Today we did something truly amazing and spectacular. We travelled over treacherous terrain to reach a remote village high up in the mountains of Burma. It started off packed into the back of trucks down jungle trails then on boats across the river and finally on tractors to reach our final destination. The scenery was absolutely amazing. The village has no power or indoor plumbing that we have come so accustomed to in Canada but almost fully self sufficient.

f4XQThOMany people of the village had not seen too many caucasian people (if any) and were very cautious and shy at first. It too some convincing but after playing games with them and singing songs they had warmed up to us nicely. In the evening, after washing up in the river, we had a brief PowerPoint presentation on Canada. They were fascinated by the different type of animals we had in Canada; however, couldn’t comprehend some. The skunk being one of them. Following the presentation we played a movie. For many, this movie was the first time they had ever seen or watched anything on tv. Something that we take for granted every day; these people have never even dreamed of. It was great to see the whole village so fascinated by the movie and hear them laughing to it even tho it wasn’t in their language. It was great to see not only the children but their parents and grandparents enjoying themselves.

We also got to see the projects that our money went towards that we worked so hard to fundraise.
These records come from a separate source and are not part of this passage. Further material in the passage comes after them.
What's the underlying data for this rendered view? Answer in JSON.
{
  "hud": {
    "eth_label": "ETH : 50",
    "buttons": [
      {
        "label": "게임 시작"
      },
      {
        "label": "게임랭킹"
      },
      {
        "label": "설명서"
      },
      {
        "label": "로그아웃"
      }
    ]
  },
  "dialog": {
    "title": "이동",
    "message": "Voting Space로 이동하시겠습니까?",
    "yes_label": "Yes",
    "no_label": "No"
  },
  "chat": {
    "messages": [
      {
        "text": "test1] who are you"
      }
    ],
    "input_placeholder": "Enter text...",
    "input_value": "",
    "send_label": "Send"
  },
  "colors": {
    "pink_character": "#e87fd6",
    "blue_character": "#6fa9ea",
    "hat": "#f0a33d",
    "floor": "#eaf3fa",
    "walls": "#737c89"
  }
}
We were able to help put a concrete floor in the school, build a dormitory for the students, provided a generator for the school as well as the capability of using a welder for future development of the village, a trailer to haul supplies, and various school supplies to cope with the growing number of students coming to the school. Global neighbors also provided the village with clothes, blankets, towels, food, and teaching supplies. It was easy to see how everything that we had brought would not be put to waste in a village that to our standards has very little. When we were there we noticed that the village could use a tractor; upon arriving back in Mae Sot we will make plans to buy a iron-ox(tractor) to be used to haul the trailer and possibly children to and from school much like a school bus.
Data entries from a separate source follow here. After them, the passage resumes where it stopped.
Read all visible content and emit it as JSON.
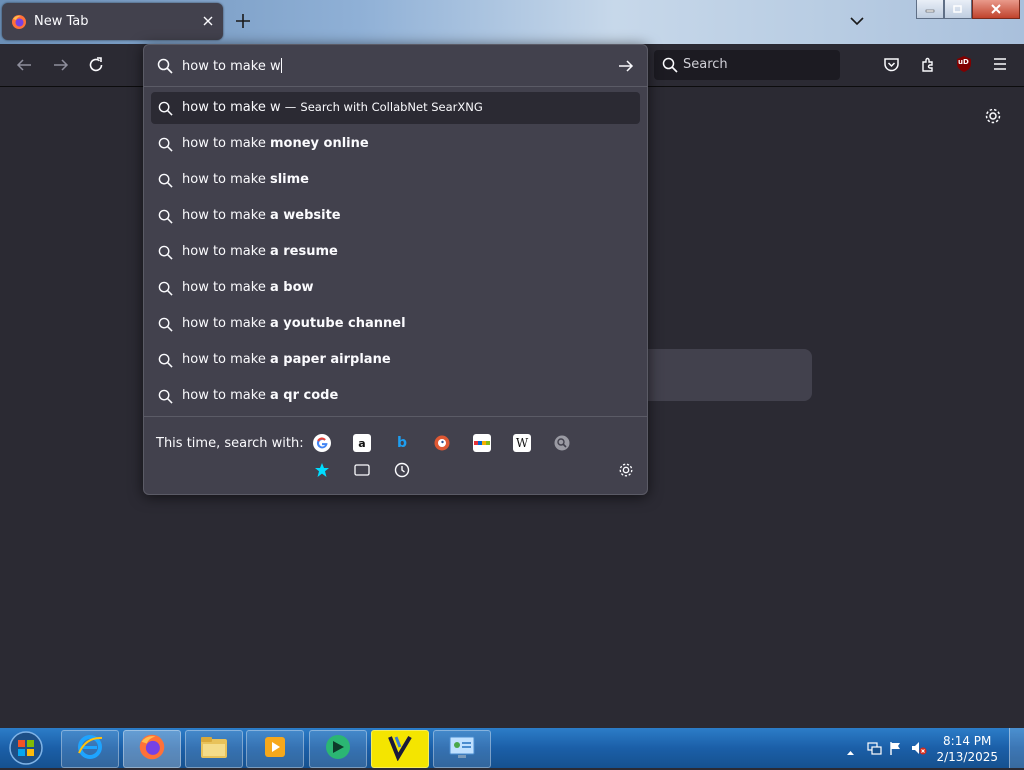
{
  "tab": {
    "title": "New Tab"
  },
  "url_bar": {
    "value": "how to make w"
  },
  "search_bar": {
    "placeholder": "Search"
  },
  "suggestions": [
    {
      "typed": "how to make w",
      "bold": "",
      "action_sep": "—",
      "action": "Search with CollabNet SearXNG",
      "selected": true
    },
    {
      "typed": "how to make ",
      "bold": "money online"
    },
    {
      "typed": "how to make ",
      "bold": "slime"
    },
    {
      "typed": "how to make ",
      "bold": "a website"
    },
    {
      "typed": "how to make ",
      "bold": "a resume"
    },
    {
      "typed": "how to make ",
      "bold": "a bow"
    },
    {
      "typed": "how to make ",
      "bold": "a youtube channel"
    },
    {
      "typed": "how to make ",
      "bold": "a paper airplane"
    },
    {
      "typed": "how to make ",
      "bold": "a qr code"
    }
  ],
  "one_offs": {
    "label": "This time, search with:",
    "engines": [
      "google",
      "amazon",
      "bing",
      "duckduckgo",
      "ebay",
      "wikipedia",
      "searxng"
    ],
    "modes": [
      "bookmarks",
      "tabs",
      "history"
    ]
  },
  "ublock_badge": "uD",
  "taskbar": {
    "apps": [
      "internet-explorer",
      "firefox",
      "file-explorer",
      "media-player",
      "app-green",
      "video-editor",
      "control-panel"
    ],
    "time": "8:14 PM",
    "date": "2/13/2025"
  }
}
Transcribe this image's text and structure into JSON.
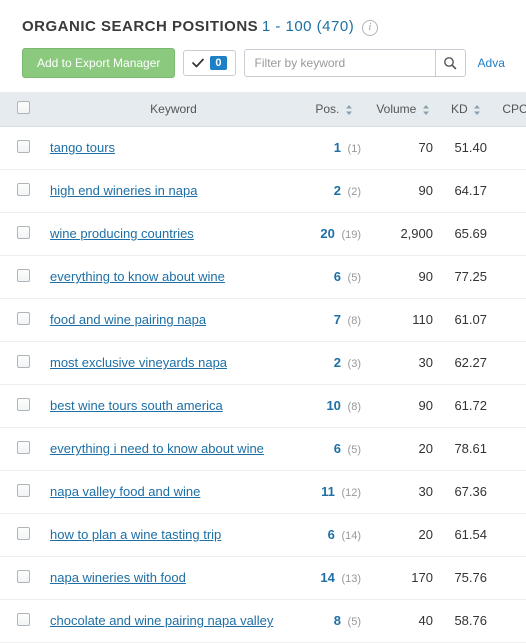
{
  "header": {
    "title": "ORGANIC SEARCH POSITIONS",
    "range": "1 - 100 (470)"
  },
  "toolbar": {
    "export_label": "Add to Export Manager",
    "checked_count": "0",
    "filter_placeholder": "Filter by keyword",
    "advanced_label": "Adva"
  },
  "columns": {
    "keyword": "Keyword",
    "pos": "Pos.",
    "volume": "Volume",
    "kd": "KD",
    "cpc": "CPC"
  },
  "rows": [
    {
      "keyword": "tango tours",
      "pos": "1",
      "prev": "(1)",
      "volume": "70",
      "kd": "51.40",
      "cpc": ""
    },
    {
      "keyword": "high end wineries in napa",
      "pos": "2",
      "prev": "(2)",
      "volume": "90",
      "kd": "64.17",
      "cpc": ""
    },
    {
      "keyword": "wine producing countries",
      "pos": "20",
      "prev": "(19)",
      "volume": "2,900",
      "kd": "65.69",
      "cpc": ""
    },
    {
      "keyword": "everything to know about wine",
      "pos": "6",
      "prev": "(5)",
      "volume": "90",
      "kd": "77.25",
      "cpc": ""
    },
    {
      "keyword": "food and wine pairing napa",
      "pos": "7",
      "prev": "(8)",
      "volume": "110",
      "kd": "61.07",
      "cpc": ""
    },
    {
      "keyword": "most exclusive vineyards napa",
      "pos": "2",
      "prev": "(3)",
      "volume": "30",
      "kd": "62.27",
      "cpc": ""
    },
    {
      "keyword": "best wine tours south america",
      "pos": "10",
      "prev": "(8)",
      "volume": "90",
      "kd": "61.72",
      "cpc": ""
    },
    {
      "keyword": "everything i need to know about wine",
      "pos": "6",
      "prev": "(5)",
      "volume": "20",
      "kd": "78.61",
      "cpc": ""
    },
    {
      "keyword": "napa valley food and wine",
      "pos": "11",
      "prev": "(12)",
      "volume": "30",
      "kd": "67.36",
      "cpc": ""
    },
    {
      "keyword": "how to plan a wine tasting trip",
      "pos": "6",
      "prev": "(14)",
      "volume": "20",
      "kd": "61.54",
      "cpc": ""
    },
    {
      "keyword": "napa wineries with food",
      "pos": "14",
      "prev": "(13)",
      "volume": "170",
      "kd": "75.76",
      "cpc": ""
    },
    {
      "keyword": "chocolate and wine pairing napa valley",
      "pos": "8",
      "prev": "(5)",
      "volume": "40",
      "kd": "58.76",
      "cpc": ""
    }
  ]
}
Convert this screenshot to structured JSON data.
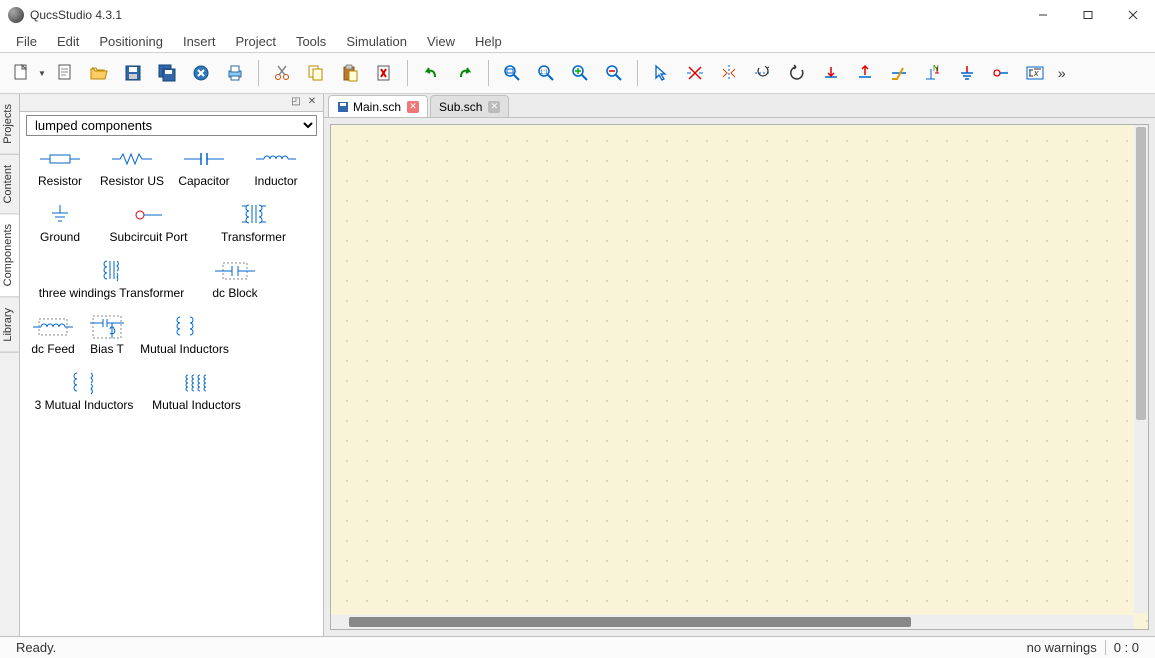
{
  "app": {
    "title": "QucsStudio 4.3.1"
  },
  "menu": {
    "file": "File",
    "edit": "Edit",
    "positioning": "Positioning",
    "insert": "Insert",
    "project": "Project",
    "tools": "Tools",
    "simulation": "Simulation",
    "view": "View",
    "help": "Help"
  },
  "sidebar_tabs": {
    "projects": "Projects",
    "content": "Content",
    "components": "Components",
    "library": "Library"
  },
  "panel": {
    "category": "lumped components"
  },
  "components": {
    "r": "Resistor",
    "rus": "Resistor US",
    "c": "Capacitor",
    "l": "Inductor",
    "gnd": "Ground",
    "subp": "Subcircuit Port",
    "tr": "Transformer",
    "tw": "three windings Transformer",
    "dcb": "dc Block",
    "dcf": "dc Feed",
    "bias": "Bias T",
    "mi": "Mutual Inductors",
    "mi3": "3 Mutual Inductors",
    "min": "Mutual Inductors"
  },
  "tabs": {
    "main": "Main.sch",
    "sub": "Sub.sch"
  },
  "status": {
    "ready": "Ready.",
    "warnings": "no warnings",
    "pos": "0 : 0"
  }
}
There are also plans for the future of this village as well. With hopes that the next few groups of SIAST students that come will continue to make the trek to Burma and help make this village prosper. We scratched the surface of what this village needs and in the years to come will continue to do so.

While staying the night in the village, someone noticed that one of the women were holding their hands a bit off. Upon talking to her it came to our attention that she had fallen and broken in two months previous. The people of the village do not like to go to the doctors because they do not speak the same language and for many of the doctors here it is easier to amputate then set and cast the injured limb. It took a little convincing but arrangements were made for her to accompany us back to Thailand and receive the medical attention that she so desperately needed.

It is hard to put into words the feelings that are brought up by seeing and experiencing these things. One thing that I can tell you is that these people are survivors, and with a little help we will give them the opportunity to live.

Carter Bermath